NF: Again, the organization should establish uniform hiring policies and procedures that everyone has to follow. This should include objective criteria that can allow candidates to be scored on the same rubrics. The organization should consider removing or replacing a hiring panel member who has a conflict of interest or attempts to achieve a particular outcome. This is not always easy, as many people do not advertise their biases or intentions, but established procedures should help prevent someone from attempting to change or otherwise manipulate the process.
IM: The hiring of substitute players is officially done by the organization, but in practice is done by the principal players. Is it permissible for musicians to leverage their position as de-facto employers for financial gain?
Such examples can be gig-trading, trading work in the orchestra for unrelated work (say, I hire you to play, and you’ll do my website?), trading work in the orchestra for access to students at a school as a source of income, or trading work in an orchestra for masterclasses at a university?
Is there a duty on behalf of principal players to adhere to any requirements at all in their hiring requests?
NF: The same thing I mentioned above about policies regarding conflicts of interest goes for subs. It’s not uncommon, from what I understand, for subs to get hired based on their personal relationships with people in their network. If this sort of thing becomes problematic, an orchestra could, for example, create a sub-eligibility list and call subs based on a certain set of criteria like the lottery or rotation system I mentioned earlier.

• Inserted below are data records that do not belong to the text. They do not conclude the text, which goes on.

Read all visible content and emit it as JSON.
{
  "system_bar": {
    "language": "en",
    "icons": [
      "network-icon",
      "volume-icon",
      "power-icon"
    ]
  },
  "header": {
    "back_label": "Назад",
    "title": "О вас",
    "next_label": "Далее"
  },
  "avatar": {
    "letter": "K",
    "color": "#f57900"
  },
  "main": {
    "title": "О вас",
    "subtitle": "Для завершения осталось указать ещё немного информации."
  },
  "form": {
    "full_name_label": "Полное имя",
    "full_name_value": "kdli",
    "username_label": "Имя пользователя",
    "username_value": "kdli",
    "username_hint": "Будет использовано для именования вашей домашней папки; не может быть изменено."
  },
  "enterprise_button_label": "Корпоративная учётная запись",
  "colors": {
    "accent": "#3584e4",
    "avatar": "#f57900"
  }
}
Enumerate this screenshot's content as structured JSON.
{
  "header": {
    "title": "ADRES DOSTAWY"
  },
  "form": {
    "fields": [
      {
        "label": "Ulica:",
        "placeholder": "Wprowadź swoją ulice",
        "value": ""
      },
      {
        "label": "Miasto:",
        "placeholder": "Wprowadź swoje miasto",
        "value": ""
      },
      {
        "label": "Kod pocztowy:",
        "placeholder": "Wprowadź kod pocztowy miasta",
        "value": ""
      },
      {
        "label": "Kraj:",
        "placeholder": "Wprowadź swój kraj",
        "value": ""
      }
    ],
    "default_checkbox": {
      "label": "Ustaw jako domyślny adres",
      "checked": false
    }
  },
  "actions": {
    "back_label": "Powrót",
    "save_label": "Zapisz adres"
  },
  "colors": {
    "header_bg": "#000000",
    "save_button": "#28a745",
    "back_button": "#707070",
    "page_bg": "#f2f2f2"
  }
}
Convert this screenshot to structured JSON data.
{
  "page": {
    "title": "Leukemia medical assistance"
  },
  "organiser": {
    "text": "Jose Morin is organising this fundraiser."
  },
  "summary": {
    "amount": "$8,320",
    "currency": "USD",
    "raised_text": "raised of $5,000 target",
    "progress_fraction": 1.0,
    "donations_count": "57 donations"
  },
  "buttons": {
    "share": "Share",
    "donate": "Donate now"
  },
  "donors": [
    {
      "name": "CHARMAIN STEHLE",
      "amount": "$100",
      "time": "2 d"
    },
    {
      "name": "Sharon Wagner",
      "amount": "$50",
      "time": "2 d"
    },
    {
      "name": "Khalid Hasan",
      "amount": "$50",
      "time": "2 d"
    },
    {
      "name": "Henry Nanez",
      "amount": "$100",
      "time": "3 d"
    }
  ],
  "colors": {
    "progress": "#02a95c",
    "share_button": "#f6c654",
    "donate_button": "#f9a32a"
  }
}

IM: We’ve witnessed several orchestral players lose their jobs over allegations of using their position of authority to harass members of the orchestra, substitute players, or students at a university where the orchestra members were hired for a residency. In all cases that are public, the musicians who lost their jobs did not seem to face legal ramifications. I certainly have no reason to not believe the victims! This situation to me is puzzling. It’s my understanding that the burden of proof is different for prosecution vs dismissal from a job. Is that correct? Can you explain the issue?
NF: Without specific details, my first guess would be these situations did not rise to the level of criminal offenses, or if they did, the parties involved did not feel there was sufficient reason for pursuing charges. In cases that could involve civil liability, parties involved often decide the cost of litigation outweighs the potential outcome. Think of it this way - would you spend $100,000 litigating a case that would yield $20,000 in damages? Probably not.
As for the burden of proof, you are correct. In many states, employees can be fired for any reason or no reason at all, provided it is not a discriminatory reason.
By night Noel Freeman is a Houston-based Bass Trombone player, a member of the American Federation of Musicians, and board member at the Houston Pride Band. By day Mr. Freeman, MPA, is Human Resource Liaison/ Disability Program Manager, and Division Manager at Houston Public Works, and past president of the Houston GLBT Political Caucus. Noel Freeman has generously offered his professional advice to readers who might feel they need it. Thank you so much for your time, thoughtfulness and expertise, Noel!